- _Your assignment_:
Word for word, output the data that follows.

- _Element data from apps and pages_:
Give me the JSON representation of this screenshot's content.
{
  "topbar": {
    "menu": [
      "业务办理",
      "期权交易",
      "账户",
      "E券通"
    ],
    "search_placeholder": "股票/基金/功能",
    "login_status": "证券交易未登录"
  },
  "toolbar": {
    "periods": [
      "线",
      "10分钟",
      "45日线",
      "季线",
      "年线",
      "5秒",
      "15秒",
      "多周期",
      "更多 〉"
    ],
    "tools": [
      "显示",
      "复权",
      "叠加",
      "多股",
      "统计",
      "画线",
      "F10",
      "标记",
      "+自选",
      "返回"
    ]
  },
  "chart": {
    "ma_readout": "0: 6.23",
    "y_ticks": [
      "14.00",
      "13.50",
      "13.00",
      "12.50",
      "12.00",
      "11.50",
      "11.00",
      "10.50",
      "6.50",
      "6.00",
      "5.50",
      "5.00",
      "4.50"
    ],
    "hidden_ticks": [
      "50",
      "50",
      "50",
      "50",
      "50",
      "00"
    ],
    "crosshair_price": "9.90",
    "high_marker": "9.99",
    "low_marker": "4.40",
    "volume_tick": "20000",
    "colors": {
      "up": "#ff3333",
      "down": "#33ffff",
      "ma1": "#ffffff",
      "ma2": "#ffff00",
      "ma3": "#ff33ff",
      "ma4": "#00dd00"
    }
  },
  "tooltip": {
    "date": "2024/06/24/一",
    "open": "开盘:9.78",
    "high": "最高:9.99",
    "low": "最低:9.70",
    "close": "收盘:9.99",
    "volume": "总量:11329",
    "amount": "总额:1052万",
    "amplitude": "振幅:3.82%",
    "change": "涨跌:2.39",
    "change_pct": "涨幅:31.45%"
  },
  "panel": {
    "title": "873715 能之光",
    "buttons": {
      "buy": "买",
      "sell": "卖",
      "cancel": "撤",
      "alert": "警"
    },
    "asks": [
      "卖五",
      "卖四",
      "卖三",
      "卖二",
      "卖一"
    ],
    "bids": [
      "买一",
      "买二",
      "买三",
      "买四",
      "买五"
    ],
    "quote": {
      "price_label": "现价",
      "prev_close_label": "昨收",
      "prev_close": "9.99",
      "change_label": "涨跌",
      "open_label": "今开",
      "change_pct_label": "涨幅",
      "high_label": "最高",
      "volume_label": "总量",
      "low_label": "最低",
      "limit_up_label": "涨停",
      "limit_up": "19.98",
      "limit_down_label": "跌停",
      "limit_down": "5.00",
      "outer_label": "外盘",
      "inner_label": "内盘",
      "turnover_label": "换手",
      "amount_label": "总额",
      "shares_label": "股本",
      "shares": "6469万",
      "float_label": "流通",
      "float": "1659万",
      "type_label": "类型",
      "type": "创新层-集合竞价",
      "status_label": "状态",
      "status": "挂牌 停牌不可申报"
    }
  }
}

- _Task result_:
Give me the JSON representation of this screenshot's content.
{
  "topbar": {
    "menu": [
      "业务办理",
      "期权交易",
      "账户",
      "E券通"
    ],
    "search_placeholder": "股票/基金/功能",
    "login_status": "证券交易未登录"
  },
  "toolbar": {
    "periods": [
      "线",
      "10分钟",
      "45日线",
      "季线",
      "年线",
      "5秒",
      "15秒",
      "多周期",
      "更多 〉"
    ],
    "tools": [
      "显示",
      "复权",
      "叠加",
      "多股",
      "统计",
      "画线",
      "F10",
      "标记",
      "+自选",
      "返回"
    ]
  },
  "chart": {
    "ma_readout": "0: 6.23",
    "y_ticks": [
      "14.00",
      "13.50",
      "13.00",
      "12.50",
      "12.00",
      "11.50",
      "11.00",
      "10.50",
      "6.50",
      "6.00",
      "5.50",
      "5.00",
      "4.50"
    ],
    "hidden_ticks": [
      "50",
      "50",
      "50",
      "50",
      "50",
      "00"
    ],
    "crosshair_price": "9.90",
    "high_marker": "9.99",
    "low_marker": "4.40",
    "volume_tick": "20000",
    "colors": {
      "up": "#ff3333",
      "down": "#33ffff",
      "ma1": "#ffffff",
      "ma2": "#ffff00",
      "ma3": "#ff33ff",
      "ma4": "#00dd00"
    }
  },
  "tooltip": {
    "date": "2024/06/24/一",
    "open": "开盘:9.78",
    "high": "最高:9.99",
    "low": "最低:9.70",
    "close": "收盘:9.99",
    "volume": "总量:11329",
    "amount": "总额:1052万",
    "amplitude": "振幅:3.82%",
    "change": "涨跌:2.39",
    "change_pct": "涨幅:31.45%"
  },
  "panel": {
    "title": "873715 能之光",
    "buttons": {
      "buy": "买",
      "sell": "卖",
      "cancel": "撤",
      "alert": "警"
    },
    "asks": [
      "卖五",
      "卖四",
      "卖三",
      "卖二",
      "卖一"
    ],
    "bids": [
      "买一",
      "买二",
      "买三",
      "买四",
      "买五"
    ],
    "quote": {
      "price_label": "现价",
      "prev_close_label": "昨收",
      "prev_close": "9.99",
      "change_label": "涨跌",
      "open_label": "今开",
      "change_pct_label": "涨幅",
      "high_label": "最高",
      "volume_label": "总量",
      "low_label": "最低",
      "limit_up_label": "涨停",
      "limit_up": "19.98",
      "limit_down_label": "跌停",
      "limit_down": "5.00",
      "outer_label": "外盘",
      "inner_label": "内盘",
      "turnover_label": "换手",
      "amount_label": "总额",
      "shares_label": "股本",
      "shares": "6469万",
      "float_label": "流通",
      "float": "1659万",
      "type_label": "类型",
      "type": "创新层-集合竞价",
      "status_label": "状态",
      "status": "挂牌 停牌不可申报"
    }
  }
}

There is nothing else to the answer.